Non-redundant role of CCRL2 in lung dendritic cell trafficking

Karel Otero, Annunciata Vecchi, Emilio Hirsch, Jennifer Kearley, William Vermi, Annalisa Del Prete, Safiyè Gonzalvo-Feo, Cecilia Garlanda, Ornella Azzolino, Laura Salogni, Clare M. Lloyd, Fabio Facchetti, Alberto Mantovani and Silvano Sozzani


CCRL2 is a heptahelic transmembrane receptor that shows the highest degree of homology with CCR1, an inflammatory chemokine receptor. CCRL2 mRNA was rapidly (30 min) and transiently (2-4 hrs) regulated during dendritic cell (DC) maturation. Protein expression paralleled RNA regulation. In vivo, CCRL2 was expressed by activated DC and macrophages, but not by eosinophils and T cells. CCRL2-/- mice showed normal recruitment of circulating DC into the lung but a defective trafficking of antigen-loaded lung DC to mediastinal lymph nodes. This defect was associated to a reduction in lymph node cellularity and reduced priming of Th2 response. CCRL2-/- mice were protected in a model of OVA-induced airway inflammation with reduced leukocyte recruitment in the BAL (eosinophils and mononuclear cells) and reduced production of the Th2 cytokines IL-4 and IL-5 and chemokines CCL11 and CCL17. The central role of CCRL2 deficiency in DC was supported by the fact that adoptive transfer of CCRL2-/- antigen-loaded DC in wild type animals recapitulated the phenotype observed in knock out mice. These data show a nonredundant role of CCRL2 in lung DC trafficking and propose a role for this receptor in the control of excessive airway inflammatory responses.
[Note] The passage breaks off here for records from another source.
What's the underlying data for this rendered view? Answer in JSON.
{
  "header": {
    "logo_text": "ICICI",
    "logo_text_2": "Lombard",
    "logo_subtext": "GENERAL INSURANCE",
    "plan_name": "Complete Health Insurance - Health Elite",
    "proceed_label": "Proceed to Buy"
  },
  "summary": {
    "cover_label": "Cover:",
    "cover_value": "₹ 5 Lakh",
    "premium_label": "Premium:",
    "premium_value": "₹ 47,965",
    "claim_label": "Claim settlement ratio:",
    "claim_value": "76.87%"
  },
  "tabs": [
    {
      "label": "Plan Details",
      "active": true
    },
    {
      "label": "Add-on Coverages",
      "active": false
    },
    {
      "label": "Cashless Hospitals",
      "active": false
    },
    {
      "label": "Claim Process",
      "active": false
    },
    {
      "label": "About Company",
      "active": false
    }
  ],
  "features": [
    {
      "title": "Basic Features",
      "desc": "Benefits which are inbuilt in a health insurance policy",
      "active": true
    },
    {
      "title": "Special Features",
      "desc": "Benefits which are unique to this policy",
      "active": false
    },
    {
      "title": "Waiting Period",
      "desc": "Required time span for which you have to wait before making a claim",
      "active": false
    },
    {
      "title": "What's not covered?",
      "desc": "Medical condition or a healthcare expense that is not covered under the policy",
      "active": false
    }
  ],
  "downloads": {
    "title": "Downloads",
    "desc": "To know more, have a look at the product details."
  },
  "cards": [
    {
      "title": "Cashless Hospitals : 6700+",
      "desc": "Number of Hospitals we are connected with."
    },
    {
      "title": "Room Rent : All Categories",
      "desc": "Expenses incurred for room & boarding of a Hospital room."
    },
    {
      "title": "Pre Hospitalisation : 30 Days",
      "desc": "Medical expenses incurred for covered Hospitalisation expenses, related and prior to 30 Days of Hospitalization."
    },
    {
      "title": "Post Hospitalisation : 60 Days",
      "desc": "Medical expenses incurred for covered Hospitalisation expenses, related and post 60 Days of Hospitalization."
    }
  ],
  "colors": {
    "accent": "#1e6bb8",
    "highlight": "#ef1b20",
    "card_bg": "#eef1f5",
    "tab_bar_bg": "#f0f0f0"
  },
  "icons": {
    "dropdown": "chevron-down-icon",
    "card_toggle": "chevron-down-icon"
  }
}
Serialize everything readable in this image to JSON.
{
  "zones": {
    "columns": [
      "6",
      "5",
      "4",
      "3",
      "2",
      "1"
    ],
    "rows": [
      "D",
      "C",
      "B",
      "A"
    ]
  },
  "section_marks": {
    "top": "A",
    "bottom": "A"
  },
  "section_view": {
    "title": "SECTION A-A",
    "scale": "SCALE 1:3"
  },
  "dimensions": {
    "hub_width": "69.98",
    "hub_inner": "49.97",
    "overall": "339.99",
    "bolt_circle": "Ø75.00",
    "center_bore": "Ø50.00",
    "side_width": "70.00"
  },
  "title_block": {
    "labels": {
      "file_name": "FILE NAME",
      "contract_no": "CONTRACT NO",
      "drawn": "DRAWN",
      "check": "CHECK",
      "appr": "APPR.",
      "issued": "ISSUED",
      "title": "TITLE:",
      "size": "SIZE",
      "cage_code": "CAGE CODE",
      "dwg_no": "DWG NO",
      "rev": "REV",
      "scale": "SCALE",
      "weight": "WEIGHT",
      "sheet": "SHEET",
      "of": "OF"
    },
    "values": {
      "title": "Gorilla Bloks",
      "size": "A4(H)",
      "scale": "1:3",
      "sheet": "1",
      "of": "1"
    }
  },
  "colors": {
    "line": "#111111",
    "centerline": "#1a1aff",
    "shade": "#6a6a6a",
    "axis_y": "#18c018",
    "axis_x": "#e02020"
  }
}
  • Submitted December 23, 2009.
  • Accepted June 17, 2010.